This system flunks
Congressman Grimm's op-ed appeared in The New York Post:
New York is home to some of the greatest food in the country, from diners and pizza parlors to five-star restaurants. No one can beat our restaurants — but you certainly can kill them, if you’re a city health inspector.
This week, a survey of 1,297 restaurant owners brought to light the problems with the Health Department’s letter-grade system: It’s inconsistent, it doesn’t make sense — and, most of all, it’s expensive and putting us out of business.
This rating system takes an old problem to a whole new level. While we all want high health standards, the city government’s enforcement has been uneven and corruption-prone for a long time. I know this first-hand; from 2007 to 2009, I owned a health-food restaurant on the Upper East Side, and I had the same complaints.
Too often, it seemed — and, from what I hear, still seems — like the inspector came in the door with a dollar figure in his head, then proceeded to seek out enough violations to justify it. For the restaurateur, it’s like being the victim of a protection racket, except you can’t call the cops.

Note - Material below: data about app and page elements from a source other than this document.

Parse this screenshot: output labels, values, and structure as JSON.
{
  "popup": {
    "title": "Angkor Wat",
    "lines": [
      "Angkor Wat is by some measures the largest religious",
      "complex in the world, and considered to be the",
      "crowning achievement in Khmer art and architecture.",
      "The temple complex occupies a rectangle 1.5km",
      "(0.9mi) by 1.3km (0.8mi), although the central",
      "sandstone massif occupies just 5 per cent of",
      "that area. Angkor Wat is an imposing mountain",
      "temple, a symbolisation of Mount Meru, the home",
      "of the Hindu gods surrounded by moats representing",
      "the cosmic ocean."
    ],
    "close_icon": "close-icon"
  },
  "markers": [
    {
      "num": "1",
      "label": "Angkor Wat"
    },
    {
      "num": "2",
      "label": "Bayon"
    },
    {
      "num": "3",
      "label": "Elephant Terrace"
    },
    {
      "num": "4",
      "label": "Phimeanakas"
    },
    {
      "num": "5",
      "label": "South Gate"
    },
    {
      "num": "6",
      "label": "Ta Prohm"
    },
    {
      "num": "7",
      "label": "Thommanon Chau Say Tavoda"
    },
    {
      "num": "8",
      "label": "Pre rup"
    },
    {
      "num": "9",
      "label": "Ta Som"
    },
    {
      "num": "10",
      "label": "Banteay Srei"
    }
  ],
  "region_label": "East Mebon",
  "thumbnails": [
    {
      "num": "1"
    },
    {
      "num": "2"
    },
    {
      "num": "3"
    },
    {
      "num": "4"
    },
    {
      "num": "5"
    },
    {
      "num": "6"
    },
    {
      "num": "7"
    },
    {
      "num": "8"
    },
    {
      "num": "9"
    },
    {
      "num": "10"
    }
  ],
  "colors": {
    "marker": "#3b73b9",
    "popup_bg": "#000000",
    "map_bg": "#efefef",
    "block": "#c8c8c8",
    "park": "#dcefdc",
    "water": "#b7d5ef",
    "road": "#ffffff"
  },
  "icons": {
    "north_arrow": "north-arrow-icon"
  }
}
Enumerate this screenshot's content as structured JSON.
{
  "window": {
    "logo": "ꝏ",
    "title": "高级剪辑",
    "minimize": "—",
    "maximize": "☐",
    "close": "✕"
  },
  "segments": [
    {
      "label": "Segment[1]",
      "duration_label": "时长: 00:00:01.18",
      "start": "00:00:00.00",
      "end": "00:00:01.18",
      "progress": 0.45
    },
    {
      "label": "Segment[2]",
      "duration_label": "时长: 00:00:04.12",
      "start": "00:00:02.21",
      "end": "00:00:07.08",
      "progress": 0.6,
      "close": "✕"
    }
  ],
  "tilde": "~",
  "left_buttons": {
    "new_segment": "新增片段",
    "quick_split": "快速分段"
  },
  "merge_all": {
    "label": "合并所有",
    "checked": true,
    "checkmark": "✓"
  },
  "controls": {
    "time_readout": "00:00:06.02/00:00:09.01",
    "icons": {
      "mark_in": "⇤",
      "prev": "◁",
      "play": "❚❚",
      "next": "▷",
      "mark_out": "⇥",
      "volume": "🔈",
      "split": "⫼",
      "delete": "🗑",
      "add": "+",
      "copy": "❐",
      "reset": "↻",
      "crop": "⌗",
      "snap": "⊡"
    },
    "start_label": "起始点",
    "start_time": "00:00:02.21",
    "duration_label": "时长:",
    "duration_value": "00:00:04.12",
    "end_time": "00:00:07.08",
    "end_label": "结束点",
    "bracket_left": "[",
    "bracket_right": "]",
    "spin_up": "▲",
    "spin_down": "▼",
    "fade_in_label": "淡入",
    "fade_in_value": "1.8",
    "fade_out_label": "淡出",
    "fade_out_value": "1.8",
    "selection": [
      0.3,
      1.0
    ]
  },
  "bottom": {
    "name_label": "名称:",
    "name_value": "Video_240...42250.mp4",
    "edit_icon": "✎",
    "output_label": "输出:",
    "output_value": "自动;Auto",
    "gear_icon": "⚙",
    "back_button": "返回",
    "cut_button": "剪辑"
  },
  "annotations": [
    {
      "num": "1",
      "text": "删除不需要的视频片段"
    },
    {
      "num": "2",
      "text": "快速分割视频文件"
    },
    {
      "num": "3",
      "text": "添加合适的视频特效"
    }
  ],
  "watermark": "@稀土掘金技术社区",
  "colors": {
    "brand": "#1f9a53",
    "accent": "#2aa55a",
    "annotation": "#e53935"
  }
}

I heard the same from people in my district. One Brooklyn diner owner became so fed up that he threw in the towel the last time the inspector came around. He literally shut down — kicked out the patrons, asked his staff to leave and padlocked the door — closing his diner permanently after decades in business. It was cheaper (and less grief) to shut down than pay the city again for its absurd claims.
Time and again, I hear the story of inspectors searching high and low for violations in order to hit owners with a lower letter score. I know a case where a clean spoon fell off a rack into the hand-wash sink — triggering a heavy fine simply because the sink is not to be used for anything other than washing hands.
To change an unfair score, you have to do much more than just fix the problem; the owner must go before a judge and pay the city an exorbitant amount of money. (You can change the grade even faster, so long as you can pony up for an expensive attorney.)
All New York businesses face rising operating costs, thanks to rising gas prices and outrageous tolls hikes; the last thing anyone needs is to shell out thousands to the Health Department in this scam. This is nothing more than a veiled tax; owners who work 18 hour days, 7 days a week, can no longer afford it.
In Washington yesterday, the House overwhelmingly passed the JOBS Act — a bipartisan package designed to cut red tape stifling economic growth, to increase small businesses’ access to capital so they can grow and create jobs.
As Congress moves forward on this front, it steams me to see city government making it harder for small businesses to thrive, by regulating and taxing them to death.
Many of our parents and grandparents came to New York without a penny in their pockets to pursue the American dream. For some, that dream included opening a restaurant. Scams like the restaurant grades may squash that dream for a new generation of restaurateurs.
New York City needs to take a hard look at what the inspection system is doing to our restaurant industry and make some serious changes. Small-business owners need to know that government is on their side and that New York is, and always will be, open for business.